#2: Tips for Identifying & Confronting Racial Microaggressions

Are racial microaggressions really all that micro? While the “micro” prefix could imply otherwise, microaggressions, or: “everyday verbal, nonverbal, and environmental slights, snubs, or insults whether intentional or unintentional, which communicate hostile, derogatory, or negative messages to target persons based solely upon their marginalized group membership” (Sue, 2010) often take a significant emotional and/or psychological toll on the people who are subjected to them.

#1: Helpful Strategies for Engaging in Race Conversations

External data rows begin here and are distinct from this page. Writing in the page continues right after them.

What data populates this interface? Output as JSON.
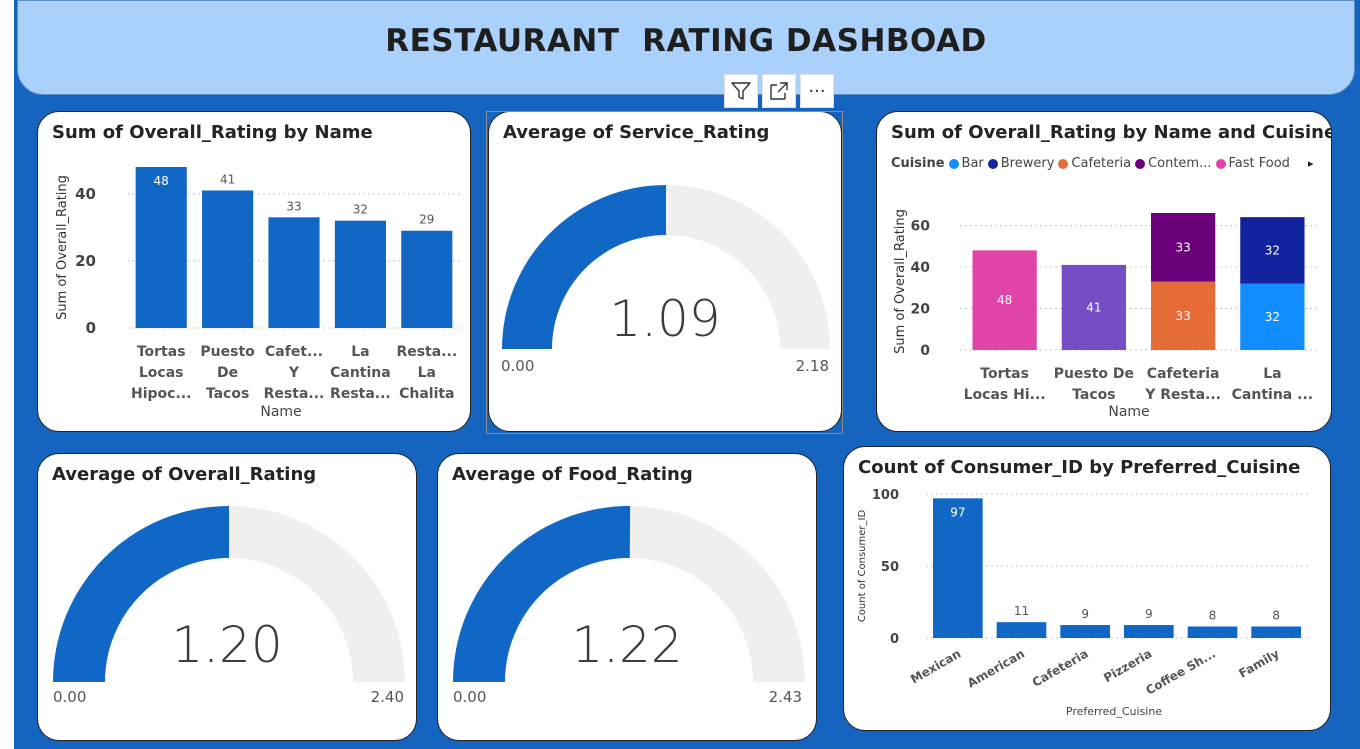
{
  "dashboard": {
    "title": "RESTAURANT  RATING DASHBOAD"
  },
  "visual_header": {
    "icons": [
      "filter-icon",
      "focus-mode-icon",
      "more-options-icon"
    ],
    "more_glyph": "···"
  },
  "colors": {
    "canvas": "#1565c0",
    "title_bg": "#a9d1fb",
    "bar": "#1167c6",
    "gauge_fill": "#1167c6",
    "gauge_track": "#f0efee",
    "bar_legend": "#118dff",
    "brewery": "#12239e",
    "cafeteria": "#e66c37",
    "contemporary": "#6b007b",
    "fast_food": "#e044a7",
    "purple": "#744ec2"
  },
  "cards": {
    "overall_by_name": {
      "title": "Sum of Overall_Rating by Name"
    },
    "service_gauge": {
      "title": "Average of Service_Rating"
    },
    "by_name_cuisine": {
      "title": "Sum of Overall_Rating by Name and Cuisine",
      "legend_title": "Cuisine",
      "legend": [
        {
          "label": "Bar",
          "color": "#118dff"
        },
        {
          "label": "Brewery",
          "color": "#12239e"
        },
        {
          "label": "Cafeteria",
          "color": "#e66c37"
        },
        {
          "label": "Contem...",
          "color": "#6b007b"
        },
        {
          "label": "Fast Food",
          "color": "#e044a7"
        }
      ],
      "legend_more": "▸"
    },
    "overall_gauge": {
      "title": "Average of Overall_Rating"
    },
    "food_gauge": {
      "title": "Average of Food_Rating"
    },
    "consumer_count": {
      "title": "Count of Consumer_ID by Preferred_Cuisine"
    }
  },
  "chart_data": [
    {
      "id": "overall_by_name",
      "type": "bar",
      "title": "Sum of Overall_Rating by Name",
      "xlabel": "Name",
      "ylabel": "Sum of Overall_Rating",
      "ylim": [
        0,
        48
      ],
      "yticks": [
        0,
        20,
        40
      ],
      "grid": true,
      "categories": [
        [
          "Tortas",
          "Locas",
          "Hipoc..."
        ],
        [
          "Puesto",
          "De",
          "Tacos"
        ],
        [
          "Cafet...",
          "Y",
          "Resta..."
        ],
        [
          "La",
          "Cantina",
          "Resta..."
        ],
        [
          "Resta...",
          "La",
          "Chalita"
        ]
      ],
      "values": [
        48,
        41,
        33,
        32,
        29
      ]
    },
    {
      "id": "service_gauge",
      "type": "gauge",
      "title": "Average of Service_Rating",
      "value": 1.09,
      "value_label": "1.09",
      "min": 0,
      "max": 2.18,
      "min_label": "0.00",
      "max_label": "2.18"
    },
    {
      "id": "by_name_cuisine",
      "type": "bar",
      "stacked": true,
      "title": "Sum of Overall_Rating by Name and Cuisine",
      "xlabel": "Name",
      "ylabel": "Sum of Overall_Rating",
      "ylim": [
        0,
        66
      ],
      "yticks": [
        0,
        20,
        40,
        60
      ],
      "grid": true,
      "categories": [
        [
          "Tortas",
          "Locas Hi..."
        ],
        [
          "Puesto De",
          "Tacos"
        ],
        [
          "Cafeteria",
          "Y Resta..."
        ],
        [
          "La",
          "Cantina ..."
        ]
      ],
      "segments": [
        [
          {
            "value": 48,
            "color": "#e044a7"
          }
        ],
        [
          {
            "value": 41,
            "color": "#744ec2"
          }
        ],
        [
          {
            "value": 33,
            "color": "#e66c37"
          },
          {
            "value": 33,
            "color": "#6b007b"
          }
        ],
        [
          {
            "value": 32,
            "color": "#118dff"
          },
          {
            "value": 32,
            "color": "#12239e"
          }
        ]
      ]
    },
    {
      "id": "overall_gauge",
      "type": "gauge",
      "title": "Average of Overall_Rating",
      "value": 1.2,
      "value_label": "1.20",
      "min": 0,
      "max": 2.4,
      "min_label": "0.00",
      "max_label": "2.40"
    },
    {
      "id": "food_gauge",
      "type": "gauge",
      "title": "Average of Food_Rating",
      "value": 1.22,
      "value_label": "1.22",
      "min": 0,
      "max": 2.43,
      "min_label": "0.00",
      "max_label": "2.43"
    },
    {
      "id": "consumer_count",
      "type": "bar",
      "title": "Count of Consumer_ID by Preferred_Cuisine",
      "xlabel": "Preferred_Cuisine",
      "ylabel": "Count of Consumer_ID",
      "ylim": [
        0,
        100
      ],
      "yticks": [
        0,
        50,
        100
      ],
      "grid": true,
      "categories": [
        "Mexican",
        "American",
        "Cafeteria",
        "Pizzeria",
        "Coffee Sh...",
        "Family"
      ],
      "values": [
        97,
        11,
        9,
        9,
        8,
        8
      ]
    }
  ]
}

While many of us may feel intimidated to broach high-emotion topics such as racial identity with our friends, family, or colleagues, we hope these tools will offer insight on how to prepare for such important and necessary conversations. Happy learning!

Ableism and Disability

These selected readings include some background information and additional material for learning more about ableism, disability culture, and other disability issues.  Let us know if you have suggestions for additional resources by filling out the Library Diversity Fund Form.

Bingo Card
Safe Spaces, Brave Spaces & Microaggressions
What is the Diversity Fund? 

The UMD Libraries Diversity Fund improves access to resources related to diversity, inclusion, accessibility, and equity. We welcome your suggestions for purchasing materials to diversify our collections. All members of the UMD community may nominate materials for purchase using the Request for Purchase Form. Eligible items: One-time purchase with a fixed price.

Recent Purchases

Antiracism (June 2020)

30 years of the Americans with Disabilities Act  (June 2020)

Black History Month (Feb. 2020)